The idea of the ChildrenGo app, an aggregator of children-friendly places, came up to me and my husband in March this year.
It comes from our own problem which was a pretty simple one. We’ve tried to find a coffee place to visit with our son. He was 11 months old back then and, like many other toddlers, he was (and still is!) very active, curious, and willing to explore the world. So, we had a strange list of requirements for a cafe: a special transforming table, a place to crawl and play for the kid, and tasty coffee for us. And we thought it would be great to have an app where you can look for a place, which meets all our requirements.
We began with a conversation with our potential customers — with other parents. We had to understand if they have a similar problem too. So we drafted a survey and sent it to all our friends and acquaintances, to online communities. And we have got a lot of replies! It convinced us the idea is interesting for other parents.
After that we… No, we haven’t write any code yet. We interviewed parents who reply to our survey to meet. We wanted to know what is important for them when they are looking for a place to visit with children. And how we could help them.
Thanks to those meetings we’ve got a lot of new ideas too. We found out that some parents rely on reviews, while other parents are more interested in photos. Some parents look mainly for outer places, while other parents spend their free time in museums.
The next step was to go through all the replies, all the notes from the meetings and made a list of the functionality that is needed to get started. Minimal, so that it can be done quickly.
And only then we started writing code.
Looking back I think even at that stage it was too early because it was possible to start with a list of places in google.docs. But what’s done is done.
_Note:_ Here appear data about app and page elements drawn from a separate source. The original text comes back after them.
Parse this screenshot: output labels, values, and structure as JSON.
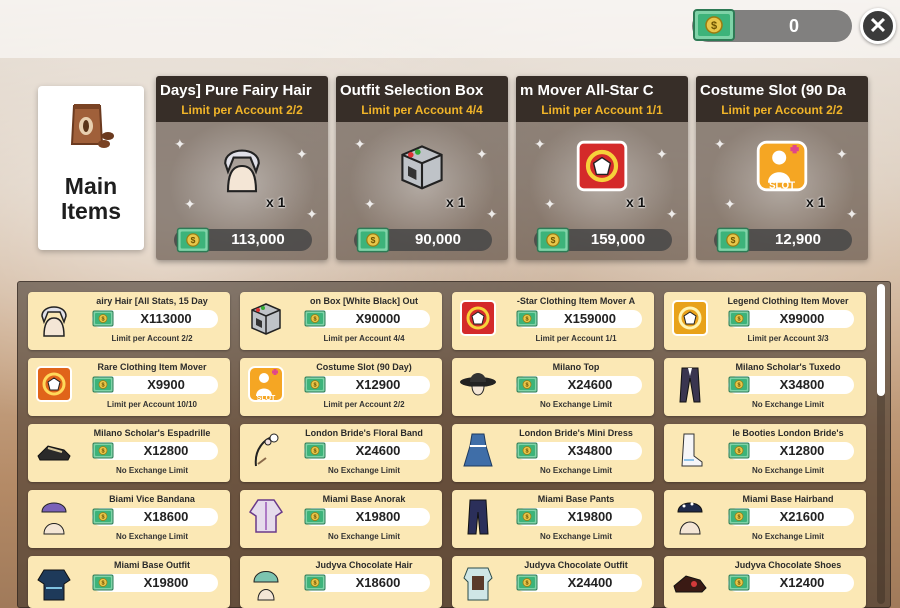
{
  "currency": {
    "amount": "0",
    "icon": "cash-icon"
  },
  "close": {
    "label": "✕"
  },
  "main_tab": {
    "label_line1": "Main",
    "label_line2": "Items",
    "icon": "coffee-bag-icon"
  },
  "featured": [
    {
      "title": "Days] Pure Fairy Hair",
      "limit": "Limit per Account 2/2",
      "qty": "x 1",
      "price": "113,000",
      "icon": "hair-icon"
    },
    {
      "title": "Outfit Selection Box",
      "limit": "Limit per Account 4/4",
      "qty": "x 1",
      "price": "90,000",
      "icon": "box-icon"
    },
    {
      "title": "m Mover      All-Star C",
      "limit": "Limit per Account 1/1",
      "qty": "x 1",
      "price": "159,000",
      "icon": "mover-icon"
    },
    {
      "title": "Costume Slot (90 Da",
      "limit": "Limit per Account 2/2",
      "qty": "x 1",
      "price": "12,900",
      "icon": "slot-icon"
    }
  ],
  "grid": [
    {
      "name": "airy Hair        [All Stats, 15 Day",
      "price": "X113000",
      "limit": "Limit per Account 2/2",
      "icon": "hair-icon"
    },
    {
      "name": "on Box        [White Black] Out",
      "price": "X90000",
      "limit": "Limit per Account 4/4",
      "icon": "box-icon"
    },
    {
      "name": "-Star Clothing Item Mover       A",
      "price": "X159000",
      "limit": "Limit per Account 1/1",
      "icon": "mover-icon"
    },
    {
      "name": "Legend Clothing Item Mover",
      "price": "X99000",
      "limit": "Limit per Account 3/3",
      "icon": "legend-mover-icon"
    },
    {
      "name": "Rare Clothing Item Mover",
      "price": "X9900",
      "limit": "Limit per Account 10/10",
      "icon": "rare-mover-icon"
    },
    {
      "name": "Costume Slot (90 Day)",
      "price": "X12900",
      "limit": "Limit per Account 2/2",
      "icon": "slot-icon"
    },
    {
      "name": "Milano Top",
      "price": "X24600",
      "limit": "No Exchange Limit",
      "icon": "hat-icon"
    },
    {
      "name": "Milano Scholar's Tuxedo",
      "price": "X34800",
      "limit": "No Exchange Limit",
      "icon": "tuxedo-icon"
    },
    {
      "name": "Milano Scholar's Espadrille",
      "price": "X12800",
      "limit": "No Exchange Limit",
      "icon": "shoe-icon"
    },
    {
      "name": "London Bride's Floral Band",
      "price": "X24600",
      "limit": "No Exchange Limit",
      "icon": "floral-band-icon"
    },
    {
      "name": "London Bride's Mini Dress",
      "price": "X34800",
      "limit": "No Exchange Limit",
      "icon": "dress-icon"
    },
    {
      "name": "le Booties        London Bride's",
      "price": "X12800",
      "limit": "No Exchange Limit",
      "icon": "booties-icon"
    },
    {
      "name": "Biami Vice Bandana",
      "price": "X18600",
      "limit": "No Exchange Limit",
      "icon": "bandana-icon"
    },
    {
      "name": "Miami Base Anorak",
      "price": "X19800",
      "limit": "No Exchange Limit",
      "icon": "anorak-icon"
    },
    {
      "name": "Miami Base Pants",
      "price": "X19800",
      "limit": "No Exchange Limit",
      "icon": "pants-icon"
    },
    {
      "name": "Miami Base Hairband",
      "price": "X21600",
      "limit": "No Exchange Limit",
      "icon": "hairband-icon"
    },
    {
      "name": "Miami Base Outfit",
      "price": "X19800",
      "limit": "",
      "icon": "outfit-icon"
    },
    {
      "name": "Judyva Chocolate Hair",
      "price": "X18600",
      "limit": "",
      "icon": "choco-hair-icon"
    },
    {
      "name": "Judyva Chocolate Outfit",
      "price": "X24400",
      "limit": "",
      "icon": "choco-outfit-icon"
    },
    {
      "name": "Judyva Chocolate Shoes",
      "price": "X12400",
      "limit": "",
      "icon": "choco-shoes-icon"
    }
  ],
  "colors": {
    "limit_gold": "#f0b429",
    "cell_bg": "#fbe8b5",
    "cash_green": "#2fa86a"
  }
}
We used Python for the backend, and React Native for the mobile app. No regrets, both are great for a quick start.
We tried to follow the Agile ideas but we didn’t follow rituals strictly. For example, we had sprints and we tried to limit it in time. But it didn’t work out. Development in the evenings after the main work does not contribute to this.
We prioritized tasks, did what users asked for first. There were no retrospectives and evaluations of tasks, no strict time limits. We just worked as fast as we could.
The test version was done in about a month and we were ready for the alpha test. But that’s another story.